The Appropriations Committee tentatively plans to mark up on Sept. 12 the draft Defense, Labor-HHS-Education, Energy-Water and State-Operations bills, a package that would amount to a third of the 12 annual bills needed for the fiscal year that begins Oct. 1. The committee also plans to approve its subcommittee allocations, which set the overall spending limits for each of the bills, on that same day, according to people familiar with the process.

Schumer: Use funds to fight gun violence instead of for the border wall
New York Democrat wants $5 billion to go to CDC research, Homeland Security and FBI programs

Senate Minority Leader Charles E. Schumer wants more funding to fight gun violence (Bill Clark/CQ Roll Call file photo)

Senate Minority Leader Charles E. Schumer is preparing to formally request that the $5 billion Trump’s administration would like spent on a border wall go instead to countering gun violence.

“The dual scourges of gun violence and violent white supremacist extremism in this country are a national security threat, plain and simple, and it’s time the Trump administration and Republicans in Congress started treating them as such,” the New York Democrat said in a statement. “Now Republicans and this administration need to put their money where their mouth is when it comes to addressing gun violence and stopping the rise of domestic terrorism, especially stemming from white supremacy.”

Blue Origin files protest in controversial rocket competition
The rocket manufacturer protested Monday, saying the contract solicitation the Air Force issued in the spring is unfair

Jeff Bezos, owner of Blue Origin, speaks about outer space before unveiling a new lunar landing module called Blue Moon, during an event at the Washington Convention Center, May 9, 2019 in Washington.

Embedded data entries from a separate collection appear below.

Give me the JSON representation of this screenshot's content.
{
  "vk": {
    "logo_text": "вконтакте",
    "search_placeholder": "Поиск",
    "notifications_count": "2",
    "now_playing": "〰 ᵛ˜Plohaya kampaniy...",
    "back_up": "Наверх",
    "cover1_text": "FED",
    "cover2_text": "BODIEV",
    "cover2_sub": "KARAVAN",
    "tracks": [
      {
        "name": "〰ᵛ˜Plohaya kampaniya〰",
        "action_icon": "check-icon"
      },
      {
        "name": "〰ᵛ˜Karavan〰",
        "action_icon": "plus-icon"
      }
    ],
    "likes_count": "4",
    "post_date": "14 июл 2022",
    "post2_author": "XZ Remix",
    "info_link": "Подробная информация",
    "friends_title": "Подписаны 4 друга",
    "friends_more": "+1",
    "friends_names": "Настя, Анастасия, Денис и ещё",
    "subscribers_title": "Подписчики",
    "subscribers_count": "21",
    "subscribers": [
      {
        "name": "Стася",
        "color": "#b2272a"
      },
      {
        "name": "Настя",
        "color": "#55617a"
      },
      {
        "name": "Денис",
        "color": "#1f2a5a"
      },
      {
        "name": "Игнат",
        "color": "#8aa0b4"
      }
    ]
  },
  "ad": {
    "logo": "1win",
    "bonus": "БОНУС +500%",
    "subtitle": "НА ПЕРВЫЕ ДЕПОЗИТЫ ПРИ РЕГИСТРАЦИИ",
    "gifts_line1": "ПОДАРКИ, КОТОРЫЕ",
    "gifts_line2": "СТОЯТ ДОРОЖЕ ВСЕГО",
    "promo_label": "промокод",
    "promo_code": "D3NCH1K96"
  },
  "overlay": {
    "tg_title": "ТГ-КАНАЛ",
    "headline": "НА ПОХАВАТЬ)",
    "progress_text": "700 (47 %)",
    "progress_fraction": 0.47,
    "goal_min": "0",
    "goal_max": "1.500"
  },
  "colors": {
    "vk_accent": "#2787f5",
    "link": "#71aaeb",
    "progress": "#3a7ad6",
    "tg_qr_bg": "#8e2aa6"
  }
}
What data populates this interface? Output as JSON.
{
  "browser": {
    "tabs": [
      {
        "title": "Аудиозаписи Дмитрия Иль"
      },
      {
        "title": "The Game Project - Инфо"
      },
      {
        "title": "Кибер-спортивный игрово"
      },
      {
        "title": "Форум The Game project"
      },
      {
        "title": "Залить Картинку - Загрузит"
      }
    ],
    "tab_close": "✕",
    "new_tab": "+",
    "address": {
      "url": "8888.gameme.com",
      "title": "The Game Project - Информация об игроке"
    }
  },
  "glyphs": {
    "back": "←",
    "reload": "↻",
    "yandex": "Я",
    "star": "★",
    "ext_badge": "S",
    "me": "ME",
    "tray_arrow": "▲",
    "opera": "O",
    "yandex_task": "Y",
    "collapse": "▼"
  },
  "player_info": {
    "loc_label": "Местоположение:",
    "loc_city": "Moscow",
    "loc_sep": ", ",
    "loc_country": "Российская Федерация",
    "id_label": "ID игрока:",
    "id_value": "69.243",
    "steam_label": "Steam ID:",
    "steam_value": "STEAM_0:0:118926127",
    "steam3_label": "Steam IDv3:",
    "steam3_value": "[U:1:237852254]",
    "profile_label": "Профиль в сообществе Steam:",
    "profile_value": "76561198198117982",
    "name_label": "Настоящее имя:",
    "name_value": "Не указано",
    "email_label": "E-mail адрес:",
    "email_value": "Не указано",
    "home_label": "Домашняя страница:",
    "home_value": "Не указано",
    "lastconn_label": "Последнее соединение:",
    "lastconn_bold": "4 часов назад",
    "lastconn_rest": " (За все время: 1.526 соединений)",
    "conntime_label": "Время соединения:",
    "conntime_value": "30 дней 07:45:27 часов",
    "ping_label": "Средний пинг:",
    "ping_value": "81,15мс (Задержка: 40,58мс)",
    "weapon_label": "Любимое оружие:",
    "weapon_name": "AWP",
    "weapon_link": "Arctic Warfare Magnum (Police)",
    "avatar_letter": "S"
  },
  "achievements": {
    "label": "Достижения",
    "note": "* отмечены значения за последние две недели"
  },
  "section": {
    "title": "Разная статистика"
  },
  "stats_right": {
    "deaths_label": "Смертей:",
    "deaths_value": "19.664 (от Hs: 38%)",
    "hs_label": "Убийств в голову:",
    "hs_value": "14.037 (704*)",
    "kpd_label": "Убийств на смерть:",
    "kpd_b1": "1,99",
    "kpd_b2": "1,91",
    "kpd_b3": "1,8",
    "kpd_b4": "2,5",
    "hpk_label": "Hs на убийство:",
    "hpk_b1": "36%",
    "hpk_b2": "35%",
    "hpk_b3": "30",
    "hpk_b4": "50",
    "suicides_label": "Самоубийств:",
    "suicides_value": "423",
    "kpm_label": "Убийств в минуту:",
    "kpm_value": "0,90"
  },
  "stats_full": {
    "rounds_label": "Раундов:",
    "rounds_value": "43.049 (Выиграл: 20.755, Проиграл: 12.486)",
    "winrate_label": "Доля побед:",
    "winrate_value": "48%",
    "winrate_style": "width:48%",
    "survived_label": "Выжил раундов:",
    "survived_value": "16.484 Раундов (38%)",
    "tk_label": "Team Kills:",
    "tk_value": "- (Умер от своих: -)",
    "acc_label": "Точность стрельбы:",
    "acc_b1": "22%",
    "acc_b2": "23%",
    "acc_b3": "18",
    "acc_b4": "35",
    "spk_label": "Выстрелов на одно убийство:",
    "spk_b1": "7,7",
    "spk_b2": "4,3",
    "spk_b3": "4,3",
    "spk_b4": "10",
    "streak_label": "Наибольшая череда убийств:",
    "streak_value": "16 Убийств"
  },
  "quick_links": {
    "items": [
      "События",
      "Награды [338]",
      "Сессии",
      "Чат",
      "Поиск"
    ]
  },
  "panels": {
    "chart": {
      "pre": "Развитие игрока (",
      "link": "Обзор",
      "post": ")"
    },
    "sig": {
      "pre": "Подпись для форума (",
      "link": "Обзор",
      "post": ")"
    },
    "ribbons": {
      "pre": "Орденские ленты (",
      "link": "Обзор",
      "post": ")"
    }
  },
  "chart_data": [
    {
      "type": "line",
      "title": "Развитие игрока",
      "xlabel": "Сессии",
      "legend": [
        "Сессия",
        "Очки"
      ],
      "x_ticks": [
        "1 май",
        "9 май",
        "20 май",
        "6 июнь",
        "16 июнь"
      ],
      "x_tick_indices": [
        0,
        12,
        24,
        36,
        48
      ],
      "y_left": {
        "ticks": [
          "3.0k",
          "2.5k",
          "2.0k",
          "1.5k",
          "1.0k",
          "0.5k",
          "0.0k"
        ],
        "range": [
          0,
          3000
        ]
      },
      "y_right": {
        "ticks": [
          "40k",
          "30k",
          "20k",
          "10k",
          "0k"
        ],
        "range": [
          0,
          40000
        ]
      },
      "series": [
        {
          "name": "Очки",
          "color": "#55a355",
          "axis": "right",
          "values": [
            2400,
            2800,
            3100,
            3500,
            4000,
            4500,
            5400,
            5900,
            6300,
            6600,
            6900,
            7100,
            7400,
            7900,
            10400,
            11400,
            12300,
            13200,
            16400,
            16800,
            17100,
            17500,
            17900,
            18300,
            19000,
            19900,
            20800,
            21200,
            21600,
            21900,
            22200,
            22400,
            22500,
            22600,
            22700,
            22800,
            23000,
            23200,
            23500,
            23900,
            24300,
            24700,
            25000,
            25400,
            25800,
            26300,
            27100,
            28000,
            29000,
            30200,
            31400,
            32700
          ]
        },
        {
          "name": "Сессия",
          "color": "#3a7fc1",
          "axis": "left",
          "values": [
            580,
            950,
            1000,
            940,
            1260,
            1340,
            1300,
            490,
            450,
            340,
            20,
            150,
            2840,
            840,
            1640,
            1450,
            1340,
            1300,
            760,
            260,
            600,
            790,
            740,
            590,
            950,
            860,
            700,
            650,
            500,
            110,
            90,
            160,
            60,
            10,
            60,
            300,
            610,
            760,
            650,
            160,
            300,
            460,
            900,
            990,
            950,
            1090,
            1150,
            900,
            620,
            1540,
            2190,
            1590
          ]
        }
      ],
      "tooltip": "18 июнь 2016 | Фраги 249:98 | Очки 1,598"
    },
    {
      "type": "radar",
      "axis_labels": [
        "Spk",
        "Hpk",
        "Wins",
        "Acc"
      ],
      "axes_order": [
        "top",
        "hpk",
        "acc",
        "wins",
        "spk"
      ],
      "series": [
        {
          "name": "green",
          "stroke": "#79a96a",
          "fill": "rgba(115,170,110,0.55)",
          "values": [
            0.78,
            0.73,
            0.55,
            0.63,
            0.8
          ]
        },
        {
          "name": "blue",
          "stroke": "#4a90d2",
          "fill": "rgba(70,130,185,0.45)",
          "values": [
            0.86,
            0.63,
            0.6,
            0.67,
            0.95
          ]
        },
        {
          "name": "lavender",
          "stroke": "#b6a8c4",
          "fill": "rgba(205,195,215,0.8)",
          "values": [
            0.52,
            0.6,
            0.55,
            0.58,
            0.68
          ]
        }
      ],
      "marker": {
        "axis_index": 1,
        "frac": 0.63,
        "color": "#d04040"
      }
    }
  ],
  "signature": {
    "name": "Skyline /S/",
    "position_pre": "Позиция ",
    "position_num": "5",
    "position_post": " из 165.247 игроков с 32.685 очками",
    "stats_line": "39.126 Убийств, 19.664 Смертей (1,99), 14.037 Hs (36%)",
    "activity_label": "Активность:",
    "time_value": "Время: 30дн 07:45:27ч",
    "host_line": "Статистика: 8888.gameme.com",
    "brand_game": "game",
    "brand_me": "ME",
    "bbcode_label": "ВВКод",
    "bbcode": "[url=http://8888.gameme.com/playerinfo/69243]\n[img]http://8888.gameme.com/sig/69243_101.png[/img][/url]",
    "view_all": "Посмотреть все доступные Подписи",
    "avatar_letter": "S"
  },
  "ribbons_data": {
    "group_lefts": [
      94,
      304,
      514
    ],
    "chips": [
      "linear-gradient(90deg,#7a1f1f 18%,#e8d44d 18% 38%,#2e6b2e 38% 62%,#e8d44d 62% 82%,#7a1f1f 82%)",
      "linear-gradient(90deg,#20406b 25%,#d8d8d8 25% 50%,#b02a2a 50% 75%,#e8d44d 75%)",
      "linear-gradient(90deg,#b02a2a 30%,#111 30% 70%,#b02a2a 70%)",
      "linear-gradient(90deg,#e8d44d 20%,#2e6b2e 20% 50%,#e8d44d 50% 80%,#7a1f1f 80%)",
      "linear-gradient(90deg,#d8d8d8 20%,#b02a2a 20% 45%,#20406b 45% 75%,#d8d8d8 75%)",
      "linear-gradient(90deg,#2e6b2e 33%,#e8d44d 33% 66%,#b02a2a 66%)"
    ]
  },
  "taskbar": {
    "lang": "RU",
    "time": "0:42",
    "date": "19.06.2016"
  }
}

Blue Origin filed a complaint Monday, saying the contract solicitation the Air Force issued in the spring is unfair. (Mark Wilson/Getty Images)

In a move that will reverberate in Congress, a top U.S. rocket manufacturer formally protested on Monday the terms of a multi-billion-dollar Air Force competition for launching America’s future national security satellites.

Blue Origin of Washington state, one of four likely bidders for the work, filed its protest with the Government Accountability Office, citing concerns that the contract solicitation the Air Force issued in the spring is unfair.

Senate GOP plans to divert health, education funds to border wall
$5 billion move would set up clash with Democratic House over fiscal 2020 spending

Senate Appropriations Chairman Richard C. Shelby  plans for his committee to begin marking up spending bills when Congress returns in September. (Tom Williams/CQ Roll Call file photo)

Senate Republicans are looking to pay for President Donald Trump’s border wall in part by putting about $5 billion less in the largest domestic spending bill, several people with knowledge of the process said.

That move signals a likely fight over wall funding, as well as over Trump’s ability to reprogram or transfer funds to the border, when the fiscal 2020 appropriations process resumes after Congress returns in September.

The GOP senator who hasn’t raised any campaign money so far
Some expect Shelby to not run for reelection in 2022

Alabama GOP Sen. Richard C. Shelby’s campaign hasn’t received any contributions since he won his current term in 2016. (Tom Williams/CQ Roll Call file photo)

Senate Appropriations Chairman Richard C. Shelby has raised no money at all from individuals or PACs for his personal campaign account since he won his last election in 2016, which could fuel speculation that the 85-year-old is serving his last term.

Shelby’s campaign account still holds the nearly $10 million that was left unspent after he won his sixth term by nearly 30 points.